(Records from a data source)
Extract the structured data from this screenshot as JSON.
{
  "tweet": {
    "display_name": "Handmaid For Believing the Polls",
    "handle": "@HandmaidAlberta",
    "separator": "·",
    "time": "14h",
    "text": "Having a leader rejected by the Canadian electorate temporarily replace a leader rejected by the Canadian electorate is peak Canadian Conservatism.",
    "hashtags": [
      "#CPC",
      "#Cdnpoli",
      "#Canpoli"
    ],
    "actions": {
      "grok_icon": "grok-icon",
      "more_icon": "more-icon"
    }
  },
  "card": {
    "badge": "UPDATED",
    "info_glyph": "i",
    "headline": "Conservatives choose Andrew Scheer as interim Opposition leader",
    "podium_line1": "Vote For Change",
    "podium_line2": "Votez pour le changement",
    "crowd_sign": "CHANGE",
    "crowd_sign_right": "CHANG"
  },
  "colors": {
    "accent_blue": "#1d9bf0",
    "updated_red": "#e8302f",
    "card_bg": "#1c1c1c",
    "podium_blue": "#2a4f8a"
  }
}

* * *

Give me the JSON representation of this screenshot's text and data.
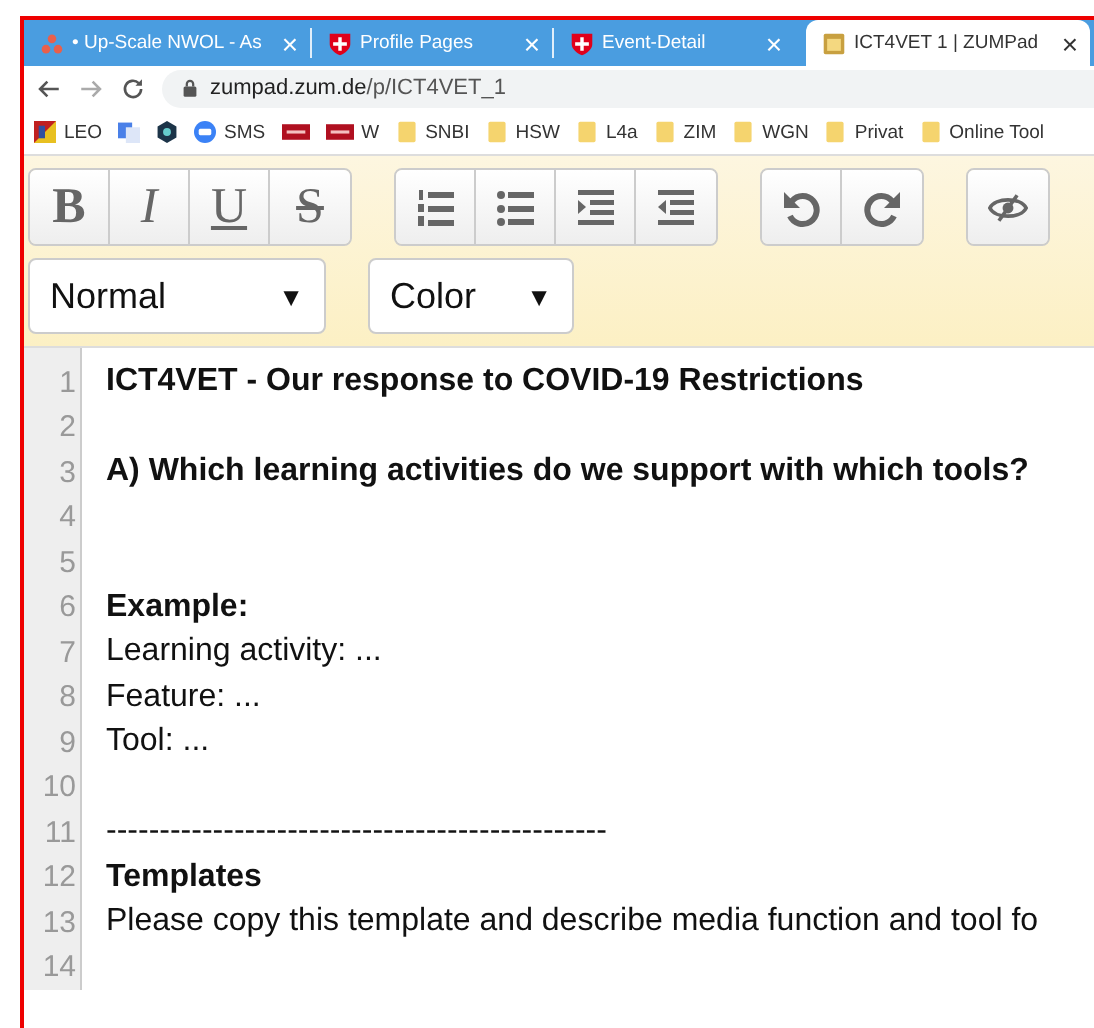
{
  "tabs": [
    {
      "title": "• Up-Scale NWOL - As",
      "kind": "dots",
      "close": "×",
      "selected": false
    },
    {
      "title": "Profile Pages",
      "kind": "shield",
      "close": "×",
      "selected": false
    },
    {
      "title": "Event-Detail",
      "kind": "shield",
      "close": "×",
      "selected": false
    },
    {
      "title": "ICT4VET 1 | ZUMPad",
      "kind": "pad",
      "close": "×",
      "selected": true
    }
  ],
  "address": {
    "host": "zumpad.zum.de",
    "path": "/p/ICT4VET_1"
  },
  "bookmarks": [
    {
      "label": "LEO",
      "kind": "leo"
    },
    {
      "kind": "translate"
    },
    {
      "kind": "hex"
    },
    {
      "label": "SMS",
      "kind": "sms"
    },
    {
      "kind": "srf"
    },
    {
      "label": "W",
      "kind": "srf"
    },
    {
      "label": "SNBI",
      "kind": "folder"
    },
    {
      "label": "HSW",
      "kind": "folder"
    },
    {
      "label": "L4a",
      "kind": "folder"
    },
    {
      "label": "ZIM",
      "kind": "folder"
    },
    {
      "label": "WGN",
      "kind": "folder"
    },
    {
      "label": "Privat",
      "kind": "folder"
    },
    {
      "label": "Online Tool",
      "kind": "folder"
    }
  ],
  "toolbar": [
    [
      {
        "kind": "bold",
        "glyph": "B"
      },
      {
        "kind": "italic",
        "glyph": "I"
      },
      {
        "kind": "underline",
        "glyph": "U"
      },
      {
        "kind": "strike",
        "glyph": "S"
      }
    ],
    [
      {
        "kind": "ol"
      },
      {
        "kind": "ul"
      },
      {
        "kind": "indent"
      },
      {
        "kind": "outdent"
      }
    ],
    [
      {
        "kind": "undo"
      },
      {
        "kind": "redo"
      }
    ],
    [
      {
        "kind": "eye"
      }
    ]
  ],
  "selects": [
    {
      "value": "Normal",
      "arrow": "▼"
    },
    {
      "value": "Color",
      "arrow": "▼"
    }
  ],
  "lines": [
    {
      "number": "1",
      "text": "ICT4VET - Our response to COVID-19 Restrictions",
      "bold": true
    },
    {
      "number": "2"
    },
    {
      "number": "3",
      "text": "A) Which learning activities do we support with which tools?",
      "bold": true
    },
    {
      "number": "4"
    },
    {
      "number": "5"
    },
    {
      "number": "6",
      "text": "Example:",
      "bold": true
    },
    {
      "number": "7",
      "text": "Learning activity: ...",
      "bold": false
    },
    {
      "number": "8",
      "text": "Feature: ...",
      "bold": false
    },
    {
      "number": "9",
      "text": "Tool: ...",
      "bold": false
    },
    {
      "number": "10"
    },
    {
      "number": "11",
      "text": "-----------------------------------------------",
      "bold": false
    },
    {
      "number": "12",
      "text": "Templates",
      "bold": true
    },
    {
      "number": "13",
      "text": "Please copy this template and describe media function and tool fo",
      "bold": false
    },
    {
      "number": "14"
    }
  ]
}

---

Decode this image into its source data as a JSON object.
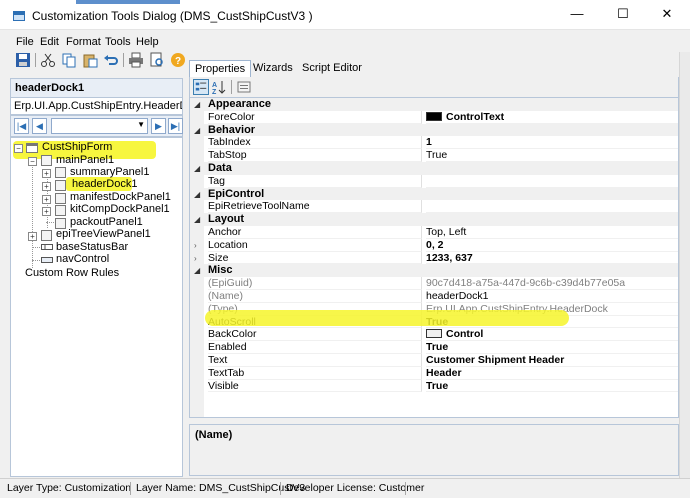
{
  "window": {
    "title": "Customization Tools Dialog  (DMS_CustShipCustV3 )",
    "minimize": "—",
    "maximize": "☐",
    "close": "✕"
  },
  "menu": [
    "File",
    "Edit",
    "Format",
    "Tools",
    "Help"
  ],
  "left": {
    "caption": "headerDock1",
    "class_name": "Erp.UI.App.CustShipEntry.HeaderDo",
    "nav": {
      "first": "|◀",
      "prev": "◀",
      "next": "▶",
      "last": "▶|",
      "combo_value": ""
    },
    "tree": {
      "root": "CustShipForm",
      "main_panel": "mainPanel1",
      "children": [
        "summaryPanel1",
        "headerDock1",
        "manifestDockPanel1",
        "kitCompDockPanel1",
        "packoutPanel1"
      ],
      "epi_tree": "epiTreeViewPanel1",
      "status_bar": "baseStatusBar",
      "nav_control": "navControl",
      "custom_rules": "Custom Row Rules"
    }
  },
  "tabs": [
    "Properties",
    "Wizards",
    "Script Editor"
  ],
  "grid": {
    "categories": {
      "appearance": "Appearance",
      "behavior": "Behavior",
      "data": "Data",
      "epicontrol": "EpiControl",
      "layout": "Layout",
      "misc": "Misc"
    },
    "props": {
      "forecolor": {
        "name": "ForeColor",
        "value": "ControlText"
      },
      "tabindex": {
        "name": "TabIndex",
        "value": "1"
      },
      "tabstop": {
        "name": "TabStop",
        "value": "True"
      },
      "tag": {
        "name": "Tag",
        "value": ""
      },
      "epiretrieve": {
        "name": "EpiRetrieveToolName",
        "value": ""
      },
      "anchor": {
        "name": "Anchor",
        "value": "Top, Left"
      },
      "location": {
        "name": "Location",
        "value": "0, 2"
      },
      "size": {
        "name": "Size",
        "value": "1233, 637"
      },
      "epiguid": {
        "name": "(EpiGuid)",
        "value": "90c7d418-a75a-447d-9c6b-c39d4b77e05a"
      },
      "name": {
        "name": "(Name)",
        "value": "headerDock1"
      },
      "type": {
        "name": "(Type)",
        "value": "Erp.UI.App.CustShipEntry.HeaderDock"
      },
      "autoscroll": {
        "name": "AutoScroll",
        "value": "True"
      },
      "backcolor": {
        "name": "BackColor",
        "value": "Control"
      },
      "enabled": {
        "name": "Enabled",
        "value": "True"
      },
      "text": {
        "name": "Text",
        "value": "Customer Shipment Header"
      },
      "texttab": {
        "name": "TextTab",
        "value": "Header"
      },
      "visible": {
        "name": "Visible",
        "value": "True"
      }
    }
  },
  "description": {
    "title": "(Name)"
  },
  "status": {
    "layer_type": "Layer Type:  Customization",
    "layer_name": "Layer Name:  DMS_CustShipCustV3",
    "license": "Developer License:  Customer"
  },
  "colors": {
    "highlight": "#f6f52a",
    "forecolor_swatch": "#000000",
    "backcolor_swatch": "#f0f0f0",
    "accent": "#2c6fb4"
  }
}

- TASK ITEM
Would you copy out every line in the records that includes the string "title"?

- WRITTEN SOLUTION
      "title": "• Up-Scale NWOL - As",
      "title": "Profile Pages",
      "title": "Event-Detail",
      "title": "ICT4VET 1 | ZUMPad",
    "title": "Customization Tools Dialog  (DMS_CustShipCustV3 )",
    "title": "(Name)"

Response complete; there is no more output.